Data provided below:
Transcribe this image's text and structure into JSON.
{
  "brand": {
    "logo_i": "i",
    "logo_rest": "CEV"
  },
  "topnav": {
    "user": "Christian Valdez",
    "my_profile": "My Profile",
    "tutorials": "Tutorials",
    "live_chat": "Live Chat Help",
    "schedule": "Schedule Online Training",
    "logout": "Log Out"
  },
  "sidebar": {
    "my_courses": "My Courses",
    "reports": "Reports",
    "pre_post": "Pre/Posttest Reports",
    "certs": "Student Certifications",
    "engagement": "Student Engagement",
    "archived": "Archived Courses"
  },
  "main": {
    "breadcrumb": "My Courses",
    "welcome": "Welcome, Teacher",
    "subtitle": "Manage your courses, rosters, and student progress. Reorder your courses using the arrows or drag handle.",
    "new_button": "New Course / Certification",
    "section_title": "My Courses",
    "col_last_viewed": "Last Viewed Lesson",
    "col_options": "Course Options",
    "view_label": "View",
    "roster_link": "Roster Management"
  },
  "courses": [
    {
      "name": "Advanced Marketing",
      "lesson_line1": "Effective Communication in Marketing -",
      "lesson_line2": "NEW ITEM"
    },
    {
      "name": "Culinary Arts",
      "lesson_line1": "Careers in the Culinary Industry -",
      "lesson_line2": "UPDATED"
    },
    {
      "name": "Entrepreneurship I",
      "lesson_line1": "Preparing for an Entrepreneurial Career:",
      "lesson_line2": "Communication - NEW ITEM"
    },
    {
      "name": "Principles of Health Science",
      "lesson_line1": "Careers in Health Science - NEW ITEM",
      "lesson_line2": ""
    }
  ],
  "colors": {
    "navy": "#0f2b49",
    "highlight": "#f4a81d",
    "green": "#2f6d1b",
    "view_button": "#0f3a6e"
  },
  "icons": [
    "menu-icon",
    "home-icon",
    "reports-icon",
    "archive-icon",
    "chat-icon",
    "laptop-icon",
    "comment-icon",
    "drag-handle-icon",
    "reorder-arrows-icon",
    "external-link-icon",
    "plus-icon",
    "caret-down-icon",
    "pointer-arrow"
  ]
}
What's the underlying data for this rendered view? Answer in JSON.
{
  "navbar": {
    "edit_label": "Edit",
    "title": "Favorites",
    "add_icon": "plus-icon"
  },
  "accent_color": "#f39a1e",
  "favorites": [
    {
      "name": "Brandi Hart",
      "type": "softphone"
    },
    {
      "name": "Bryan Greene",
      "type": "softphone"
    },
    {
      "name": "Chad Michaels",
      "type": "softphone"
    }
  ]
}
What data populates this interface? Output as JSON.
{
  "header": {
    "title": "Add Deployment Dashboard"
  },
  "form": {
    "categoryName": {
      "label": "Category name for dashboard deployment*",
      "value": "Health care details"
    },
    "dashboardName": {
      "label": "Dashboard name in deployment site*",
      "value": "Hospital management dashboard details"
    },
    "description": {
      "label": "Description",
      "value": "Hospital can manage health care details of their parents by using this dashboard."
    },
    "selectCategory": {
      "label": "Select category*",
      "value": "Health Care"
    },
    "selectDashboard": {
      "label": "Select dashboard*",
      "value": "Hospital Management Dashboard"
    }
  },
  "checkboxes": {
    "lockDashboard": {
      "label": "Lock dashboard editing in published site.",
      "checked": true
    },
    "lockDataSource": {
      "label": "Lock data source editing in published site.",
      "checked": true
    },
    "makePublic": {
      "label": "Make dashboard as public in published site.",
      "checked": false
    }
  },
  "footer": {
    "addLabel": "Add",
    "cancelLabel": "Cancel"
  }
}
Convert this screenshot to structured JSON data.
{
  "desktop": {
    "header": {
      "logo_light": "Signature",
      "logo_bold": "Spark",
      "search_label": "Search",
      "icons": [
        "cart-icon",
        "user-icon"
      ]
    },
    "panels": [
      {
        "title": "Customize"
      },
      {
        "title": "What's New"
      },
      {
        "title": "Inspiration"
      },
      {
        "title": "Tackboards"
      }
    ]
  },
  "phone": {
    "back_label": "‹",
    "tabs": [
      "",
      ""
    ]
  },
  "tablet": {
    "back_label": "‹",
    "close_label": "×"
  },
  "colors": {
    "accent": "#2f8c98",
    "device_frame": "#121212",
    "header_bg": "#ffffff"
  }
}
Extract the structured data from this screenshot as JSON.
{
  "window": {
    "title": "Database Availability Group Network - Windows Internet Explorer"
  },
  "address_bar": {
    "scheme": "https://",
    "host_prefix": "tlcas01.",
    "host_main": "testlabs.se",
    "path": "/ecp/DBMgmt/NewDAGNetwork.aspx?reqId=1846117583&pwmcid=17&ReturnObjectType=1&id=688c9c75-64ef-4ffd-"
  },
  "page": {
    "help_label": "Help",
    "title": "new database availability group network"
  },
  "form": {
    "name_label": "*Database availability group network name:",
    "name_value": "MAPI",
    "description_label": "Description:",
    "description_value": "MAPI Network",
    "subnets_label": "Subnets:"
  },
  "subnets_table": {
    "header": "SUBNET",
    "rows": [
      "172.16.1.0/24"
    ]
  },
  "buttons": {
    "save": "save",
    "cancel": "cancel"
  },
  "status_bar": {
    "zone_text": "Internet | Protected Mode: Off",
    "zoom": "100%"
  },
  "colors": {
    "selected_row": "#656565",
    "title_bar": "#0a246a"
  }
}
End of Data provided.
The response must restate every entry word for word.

Completed exercise –
Transcribe this image's text and structure into JSON.
{
  "brand": {
    "logo_i": "i",
    "logo_rest": "CEV"
  },
  "topnav": {
    "user": "Christian Valdez",
    "my_profile": "My Profile",
    "tutorials": "Tutorials",
    "live_chat": "Live Chat Help",
    "schedule": "Schedule Online Training",
    "logout": "Log Out"
  },
  "sidebar": {
    "my_courses": "My Courses",
    "reports": "Reports",
    "pre_post": "Pre/Posttest Reports",
    "certs": "Student Certifications",
    "engagement": "Student Engagement",
    "archived": "Archived Courses"
  },
  "main": {
    "breadcrumb": "My Courses",
    "welcome": "Welcome, Teacher",
    "subtitle": "Manage your courses, rosters, and student progress. Reorder your courses using the arrows or drag handle.",
    "new_button": "New Course / Certification",
    "section_title": "My Courses",
    "col_last_viewed": "Last Viewed Lesson",
    "col_options": "Course Options",
    "view_label": "View",
    "roster_link": "Roster Management"
  },
  "courses": [
    {
      "name": "Advanced Marketing",
      "lesson_line1": "Effective Communication in Marketing -",
      "lesson_line2": "NEW ITEM"
    },
    {
      "name": "Culinary Arts",
      "lesson_line1": "Careers in the Culinary Industry -",
      "lesson_line2": "UPDATED"
    },
    {
      "name": "Entrepreneurship I",
      "lesson_line1": "Preparing for an Entrepreneurial Career:",
      "lesson_line2": "Communication - NEW ITEM"
    },
    {
      "name": "Principles of Health Science",
      "lesson_line1": "Careers in Health Science - NEW ITEM",
      "lesson_line2": ""
    }
  ],
  "colors": {
    "navy": "#0f2b49",
    "highlight": "#f4a81d",
    "green": "#2f6d1b",
    "view_button": "#0f3a6e"
  },
  "icons": [
    "menu-icon",
    "home-icon",
    "reports-icon",
    "archive-icon",
    "chat-icon",
    "laptop-icon",
    "comment-icon",
    "drag-handle-icon",
    "reorder-arrows-icon",
    "external-link-icon",
    "plus-icon",
    "caret-down-icon",
    "pointer-arrow"
  ]
}
What's the underlying data for this rendered view? Answer in JSON.
{
  "navbar": {
    "edit_label": "Edit",
    "title": "Favorites",
    "add_icon": "plus-icon"
  },
  "accent_color": "#f39a1e",
  "favorites": [
    {
      "name": "Brandi Hart",
      "type": "softphone"
    },
    {
      "name": "Bryan Greene",
      "type": "softphone"
    },
    {
      "name": "Chad Michaels",
      "type": "softphone"
    }
  ]
}
What data populates this interface? Output as JSON.
{
  "header": {
    "title": "Add Deployment Dashboard"
  },
  "form": {
    "categoryName": {
      "label": "Category name for dashboard deployment*",
      "value": "Health care details"
    },
    "dashboardName": {
      "label": "Dashboard name in deployment site*",
      "value": "Hospital management dashboard details"
    },
    "description": {
      "label": "Description",
      "value": "Hospital can manage health care details of their parents by using this dashboard."
    },
    "selectCategory": {
      "label": "Select category*",
      "value": "Health Care"
    },
    "selectDashboard": {
      "label": "Select dashboard*",
      "value": "Hospital Management Dashboard"
    }
  },
  "checkboxes": {
    "lockDashboard": {
      "label": "Lock dashboard editing in published site.",
      "checked": true
    },
    "lockDataSource": {
      "label": "Lock data source editing in published site.",
      "checked": true
    },
    "makePublic": {
      "label": "Make dashboard as public in published site.",
      "checked": false
    }
  },
  "footer": {
    "addLabel": "Add",
    "cancelLabel": "Cancel"
  }
}
Convert this screenshot to structured JSON data.
{
  "desktop": {
    "header": {
      "logo_light": "Signature",
      "logo_bold": "Spark",
      "search_label": "Search",
      "icons": [
        "cart-icon",
        "user-icon"
      ]
    },
    "panels": [
      {
        "title": "Customize"
      },
      {
        "title": "What's New"
      },
      {
        "title": "Inspiration"
      },
      {
        "title": "Tackboards"
      }
    ]
  },
  "phone": {
    "back_label": "‹",
    "tabs": [
      "",
      ""
    ]
  },
  "tablet": {
    "back_label": "‹",
    "close_label": "×"
  },
  "colors": {
    "accent": "#2f8c98",
    "device_frame": "#121212",
    "header_bg": "#ffffff"
  }
}
Extract the structured data from this screenshot as JSON.
{
  "window": {
    "title": "Database Availability Group Network - Windows Internet Explorer"
  },
  "address_bar": {
    "scheme": "https://",
    "host_prefix": "tlcas01.",
    "host_main": "testlabs.se",
    "path": "/ecp/DBMgmt/NewDAGNetwork.aspx?reqId=1846117583&pwmcid=17&ReturnObjectType=1&id=688c9c75-64ef-4ffd-"
  },
  "page": {
    "help_label": "Help",
    "title": "new database availability group network"
  },
  "form": {
    "name_label": "*Database availability group network name:",
    "name_value": "MAPI",
    "description_label": "Description:",
    "description_value": "MAPI Network",
    "subnets_label": "Subnets:"
  },
  "subnets_table": {
    "header": "SUBNET",
    "rows": [
      "172.16.1.0/24"
    ]
  },
  "buttons": {
    "save": "save",
    "cancel": "cancel"
  },
  "status_bar": {
    "zone_text": "Internet | Protected Mode: Off",
    "zoom": "100%"
  },
  "colors": {
    "selected_row": "#656565",
    "title_bar": "#0a246a"
  }
}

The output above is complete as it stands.